- Exercise prompt: Repeat the whole listing exactly as written.

- Data extract:
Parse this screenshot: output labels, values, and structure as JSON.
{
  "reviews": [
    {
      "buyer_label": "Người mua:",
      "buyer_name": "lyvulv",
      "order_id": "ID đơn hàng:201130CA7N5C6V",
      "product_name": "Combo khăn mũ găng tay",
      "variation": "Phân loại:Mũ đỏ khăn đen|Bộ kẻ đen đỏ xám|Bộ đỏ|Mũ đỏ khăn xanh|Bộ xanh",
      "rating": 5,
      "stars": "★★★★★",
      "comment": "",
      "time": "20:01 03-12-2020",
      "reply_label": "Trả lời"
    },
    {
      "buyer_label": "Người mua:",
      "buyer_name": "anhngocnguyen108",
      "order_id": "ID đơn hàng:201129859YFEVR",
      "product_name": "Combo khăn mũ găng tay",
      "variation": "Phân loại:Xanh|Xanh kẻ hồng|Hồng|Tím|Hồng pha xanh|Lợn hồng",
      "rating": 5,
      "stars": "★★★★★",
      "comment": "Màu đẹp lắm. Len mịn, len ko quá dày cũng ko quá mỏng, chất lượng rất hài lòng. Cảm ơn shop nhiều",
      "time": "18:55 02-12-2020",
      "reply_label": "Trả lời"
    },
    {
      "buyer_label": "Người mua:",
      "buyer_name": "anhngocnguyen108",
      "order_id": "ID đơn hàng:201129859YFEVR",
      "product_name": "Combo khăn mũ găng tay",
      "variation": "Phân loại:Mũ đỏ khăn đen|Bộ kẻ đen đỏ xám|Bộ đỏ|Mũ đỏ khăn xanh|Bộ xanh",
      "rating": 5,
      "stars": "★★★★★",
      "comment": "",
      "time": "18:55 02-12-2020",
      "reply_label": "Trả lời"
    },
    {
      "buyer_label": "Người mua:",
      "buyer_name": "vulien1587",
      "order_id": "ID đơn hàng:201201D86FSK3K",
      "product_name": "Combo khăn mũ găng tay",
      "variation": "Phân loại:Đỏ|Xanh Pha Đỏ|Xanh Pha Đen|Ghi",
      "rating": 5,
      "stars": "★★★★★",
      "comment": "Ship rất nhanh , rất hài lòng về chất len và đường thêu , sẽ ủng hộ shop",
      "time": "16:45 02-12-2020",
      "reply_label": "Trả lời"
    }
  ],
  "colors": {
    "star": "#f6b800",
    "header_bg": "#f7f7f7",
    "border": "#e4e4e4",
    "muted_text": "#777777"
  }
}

- Exercise solution:
Parse this screenshot: output labels, values, and structure as JSON.
{
  "reviews": [
    {
      "buyer_label": "Người mua:",
      "buyer_name": "lyvulv",
      "order_id": "ID đơn hàng:201130CA7N5C6V",
      "product_name": "Combo khăn mũ găng tay",
      "variation": "Phân loại:Mũ đỏ khăn đen|Bộ kẻ đen đỏ xám|Bộ đỏ|Mũ đỏ khăn xanh|Bộ xanh",
      "rating": 5,
      "stars": "★★★★★",
      "comment": "",
      "time": "20:01 03-12-2020",
      "reply_label": "Trả lời"
    },
    {
      "buyer_label": "Người mua:",
      "buyer_name": "anhngocnguyen108",
      "order_id": "ID đơn hàng:201129859YFEVR",
      "product_name": "Combo khăn mũ găng tay",
      "variation": "Phân loại:Xanh|Xanh kẻ hồng|Hồng|Tím|Hồng pha xanh|Lợn hồng",
      "rating": 5,
      "stars": "★★★★★",
      "comment": "Màu đẹp lắm. Len mịn, len ko quá dày cũng ko quá mỏng, chất lượng rất hài lòng. Cảm ơn shop nhiều",
      "time": "18:55 02-12-2020",
      "reply_label": "Trả lời"
    },
    {
      "buyer_label": "Người mua:",
      "buyer_name": "anhngocnguyen108",
      "order_id": "ID đơn hàng:201129859YFEVR",
      "product_name": "Combo khăn mũ găng tay",
      "variation": "Phân loại:Mũ đỏ khăn đen|Bộ kẻ đen đỏ xám|Bộ đỏ|Mũ đỏ khăn xanh|Bộ xanh",
      "rating": 5,
      "stars": "★★★★★",
      "comment": "",
      "time": "18:55 02-12-2020",
      "reply_label": "Trả lời"
    },
    {
      "buyer_label": "Người mua:",
      "buyer_name": "vulien1587",
      "order_id": "ID đơn hàng:201201D86FSK3K",
      "product_name": "Combo khăn mũ găng tay",
      "variation": "Phân loại:Đỏ|Xanh Pha Đỏ|Xanh Pha Đen|Ghi",
      "rating": 5,
      "stars": "★★★★★",
      "comment": "Ship rất nhanh , rất hài lòng về chất len và đường thêu , sẽ ủng hộ shop",
      "time": "16:45 02-12-2020",
      "reply_label": "Trả lời"
    }
  ],
  "colors": {
    "star": "#f6b800",
    "header_bg": "#f7f7f7",
    "border": "#e4e4e4",
    "muted_text": "#777777"
  }
}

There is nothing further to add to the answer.